What drives panic attacks is fear. In fact, if you’re frequently experiencing panic attacks and you have a persistent fear about having additional attacks, you’re likely eligible for being diagnosed with Panic Disorder. Typically, teens with this disorder are extremely anxious and fearful, primarily because of the inability to predict when the next attack will occur. But if you can find a way to befriend your fear, perhaps eventually, it won’t disrupt your life as much as it does now.
What Is Panic Disorder?
Panic Disorder is a mental health condition in which a teen experiences sudden and repeated attacks of fear, which are often accompanied by a feeling of being out of control. Uncomfortable physical sensations, such as a pounding heart, sweating, weakness, dizziness, and numbness makes up the experience a panic attack. An intense worry about the next attack is a common symptom.
How to Manage Fear
If you can find a way to make fear, worry, and panic your friend, you might notice the intensity of fear go down. One way to do this is to get to know the feelings you’re experiencing, and get to know them well. Study them as best you can. Rather than allowing those feelings to run you, befriending your feelings can help you stay in control of them. Here are some ways to begin to make fear your friend and not your enemy:
- Begin to identify when a panic attack is about to occur. Although it might be challenging, you might be able to identify signs that an attack is imminent. If you’re able to identify an oncoming attack, you can take steps to make it less severe.
- At the onset of an attack, change the environment you’re in. Often, it is something in your surroundings that is causing an anxiety attack – a person, a noise, or a place. Eliminate the anxiety trigger as best you can.
- Focus on your breathing. Take long, slow, and deep breaths. Inhale and exhale to the count of four seconds. This extended breathing does two things. It relaxes the body and it directs your attention on your body and instead of the thoughts in your mind that will likely only exacerbate the attack.
- Recite a prayer, mantra, or even the alphabet in your mind. The point here is that you want to change your thinking. Commonly, it is a thought or a thinking pattern that began the attack in the first place. If you can, pinpoint the thought that might have triggered the panic attack and write it down.
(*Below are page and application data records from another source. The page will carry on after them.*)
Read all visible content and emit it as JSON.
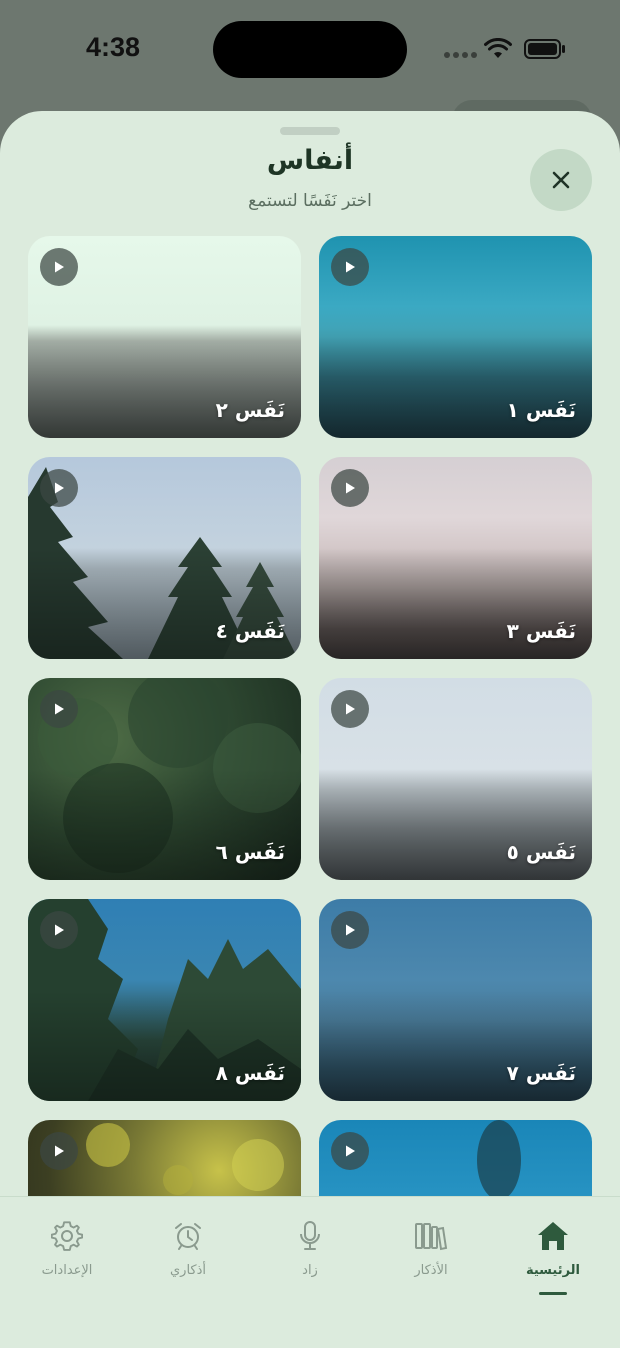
{
  "status_bar": {
    "time": "4:38"
  },
  "sheet": {
    "title": "أنفاس",
    "subtitle": "اختر نَفَسًا لتستمع",
    "close_icon": "close-icon"
  },
  "cards": [
    {
      "label": "نَفَس ١",
      "theme": "teal-sky"
    },
    {
      "label": "نَفَس ٢",
      "theme": "pale-mint"
    },
    {
      "label": "نَفَس ٣",
      "theme": "pink-dusk"
    },
    {
      "label": "نَفَس ٤",
      "theme": "pine-trees"
    },
    {
      "label": "نَفَس ٥",
      "theme": "grey-sky"
    },
    {
      "label": "نَفَس ٦",
      "theme": "dark-forest"
    },
    {
      "label": "نَفَس ٧",
      "theme": "blue-clouds"
    },
    {
      "label": "نَفَس ٨",
      "theme": "tree-canopy"
    },
    {
      "label": "",
      "theme": "blue-water"
    },
    {
      "label": "",
      "theme": "yellow-bokeh"
    }
  ],
  "tabs": [
    {
      "label": "الرئيسية",
      "icon": "home-icon",
      "active": true
    },
    {
      "label": "الأذكار",
      "icon": "books-icon",
      "active": false
    },
    {
      "label": "زاد",
      "icon": "microphone-icon",
      "active": false
    },
    {
      "label": "أذكاري",
      "icon": "alarm-clock-icon",
      "active": false
    },
    {
      "label": "الإعدادات",
      "icon": "gear-icon",
      "active": false
    }
  ],
  "colors": {
    "accent": "#2e5a3d",
    "sheet_background": "#dcebdd",
    "inactive_tab": "#8a9a8e"
  }
}
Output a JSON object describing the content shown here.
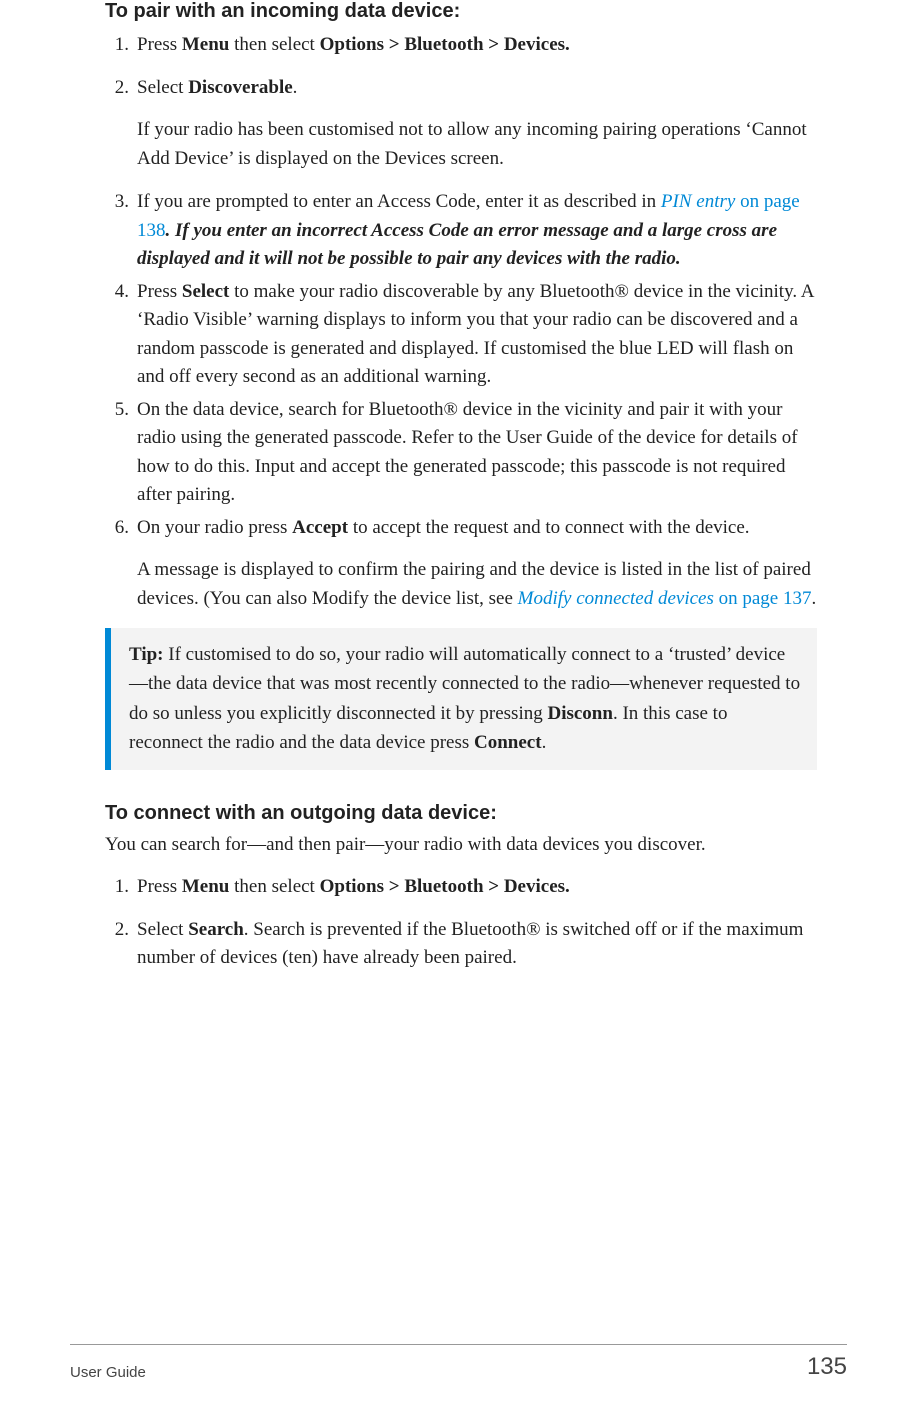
{
  "section1": {
    "heading": "To pair with an incoming data device:",
    "items": {
      "i1": {
        "num": "1.",
        "t_before": "Press ",
        "t_menu": "Menu",
        "t_mid": " then select ",
        "t_path": "Options > Bluetooth > Devices."
      },
      "i2": {
        "num": "2.",
        "t_before": "Select ",
        "t_disc": "Discoverable",
        "t_after": ".",
        "para": "If your radio has been customised not to allow any incoming pairing operations ‘Cannot Add Device’ is displayed on the Devices screen."
      },
      "i3": {
        "num": "3.",
        "t_before": "If you are prompted to enter an Access Code, enter it as described in ",
        "link_em": "PIN entry",
        "link_plain": " on page 138",
        "t_dot": ". ",
        "t_bolditalic": "If you enter an incorrect Access Code an error message and a large cross are displayed and it will not be possible to pair any devices with the radio."
      },
      "i4": {
        "num": "4.",
        "t_before": "Press ",
        "t_select": "Select",
        "t_after": " to make your radio discoverable by any Bluetooth® device in the vicinity. A ‘Radio Visible’ warning displays to inform you that your radio can be discovered and a random passcode is generated and displayed. If customised the blue LED will flash on and off every second as an additional warning."
      },
      "i5": {
        "num": "5.",
        "t": "On the data device, search for Bluetooth® device in the vicinity and pair it with your radio using the generated passcode. Refer to the User Guide of the device for details of how to do this. Input and accept the generated passcode; this passcode is not required after pairing."
      },
      "i6": {
        "num": "6.",
        "t_before": "On your radio press ",
        "t_accept": "Accept",
        "t_after": " to accept the request and to connect with the device.",
        "para_before": "A message is displayed to confirm the pairing and the device is listed in the list of paired devices. (You can also Modify the device list, see ",
        "para_link_em": "Modify connected devices",
        "para_link_plain": " on page 137",
        "para_after": "."
      }
    },
    "tip": {
      "label": "Tip:",
      "t1": "  If customised to do so, your radio will automatically connect to a ‘trusted’ device—the data device that was most recently connected to the radio—whenever requested to do so unless you explicitly disconnected it by pressing ",
      "b1": "Disconn",
      "t2": ". In this case to reconnect the radio and the data device press ",
      "b2": "Connect",
      "t3": "."
    }
  },
  "section2": {
    "heading": "To connect with an outgoing data device:",
    "intro": "You can search for—and then pair—your radio with data devices you discover.",
    "items": {
      "i1": {
        "num": "1.",
        "t_before": "Press ",
        "t_menu": "Menu",
        "t_mid": " then select ",
        "t_path": "Options > Bluetooth > Devices."
      },
      "i2": {
        "num": "2.",
        "t_before": "Select ",
        "t_search": "Search",
        "t_after": ". Search is prevented if the Bluetooth® is switched off or if the maximum number of devices (ten) have already been paired."
      }
    }
  },
  "footer": {
    "left": "User Guide",
    "right": "135"
  }
}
If you are suffering from panic attacks, you probably know that it can be incredibly debilitating. Psychotherapists Laurel Hulley and Bruce Ecker have found that the most effective treatment for anxiety is finding the purpose that it has. According to Hulley and Ecker, once someone directly experiences and accepts this previously unrecognized purpose; there is an opening in which insight can be experienced, often eliminating symptoms of panic.
For instance, in an imaginative game of “what if”, one teen recognized that her panic attacks were the result of believing that if she didn’t have the intense anxiety then another bad thing would happen. Having the panic attacks were a way for her to experience something “bad”, or without them another bad thing would happen that would not be under her control.
Of course, this technique may or may not work with everyone. Typically treatment includes both medication and psychotherapy, or a combination of the two. They have been used successfully to reduce the intensity of anxiety as well as the frequency of panic attacks. The medication will help relieve some of those devastating symptoms and the therapy will help you work through the underlying causes of those panic attacks, such as the work of Hulley and Ecker.
According to the National Institute of Mental Health, approximately 2.3% of 13 to 18 year olds have been diagnosed with Panic Disorder. And teens who suffer from this disorder are more likely to also suffer from depression, suicidal thoughts, and addiction. But fortunately, those teens who suffer from Panic Disorder and other disorders can be treated and they can experience a panic-free life.
If you’re looking for a way to facilitate your freedom from panic attacks, try befriending your feelings and accepting them as you’re feeling them – right in the moment. It’s easier said than done, but it’s possible!